EXERCISE
Return, from the lines below, each one that includes the word "icon".

Data records for software interfaces
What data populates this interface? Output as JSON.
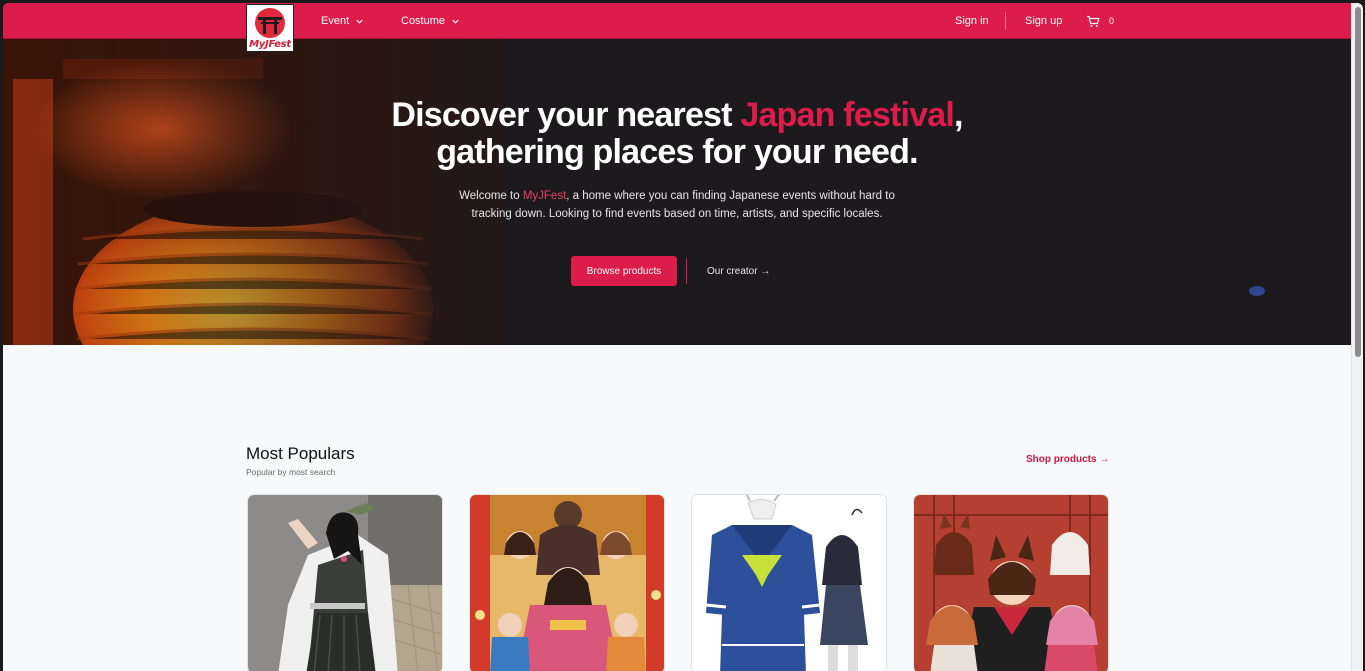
{
  "navbar": {
    "logo_text": "MyJFest",
    "menu": [
      {
        "label": "Event"
      },
      {
        "label": "Costume"
      }
    ],
    "sign_in": "Sign in",
    "sign_up": "Sign up",
    "cart_count": "0",
    "accent_color": "#dc1c4b"
  },
  "hero": {
    "title_part1": "Discover your nearest ",
    "title_highlight": "Japan festival",
    "title_part2": ",",
    "title_line2": "gathering places for your need.",
    "desc_prefix": "Welcome to ",
    "desc_brand": "MyJFest",
    "desc_rest": ", a home where you can finding Japanese events without hard to tracking down. Looking to find events based on time, artists, and specific locales.",
    "primary_button": "Browse products",
    "secondary_link": "Our creator →"
  },
  "popular": {
    "title": "Most Populars",
    "subtitle": "Popular by most search",
    "shop_link": "Shop products →",
    "cards": [
      {
        "icon": "cosplay-photo"
      },
      {
        "icon": "anime-festival-poster"
      },
      {
        "icon": "sailor-uniform-costume"
      },
      {
        "icon": "kitsune-anime-illustration"
      }
    ]
  }
}
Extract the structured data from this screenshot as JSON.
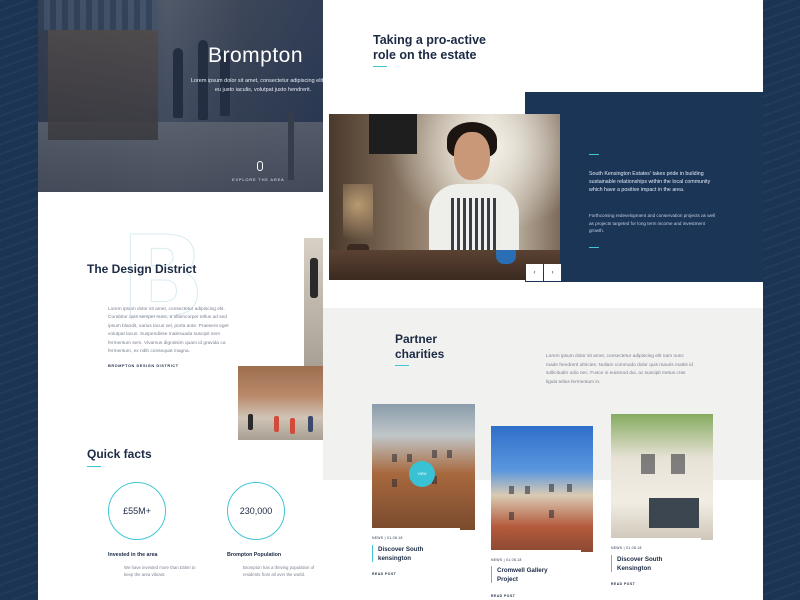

YOUR RESPONSE
        "icon": "cosplay-photo"
        "icon": "anime-festival-poster"
        "icon": "sailor-uniform-costume"
        "icon": "kitsune-anime-illustration"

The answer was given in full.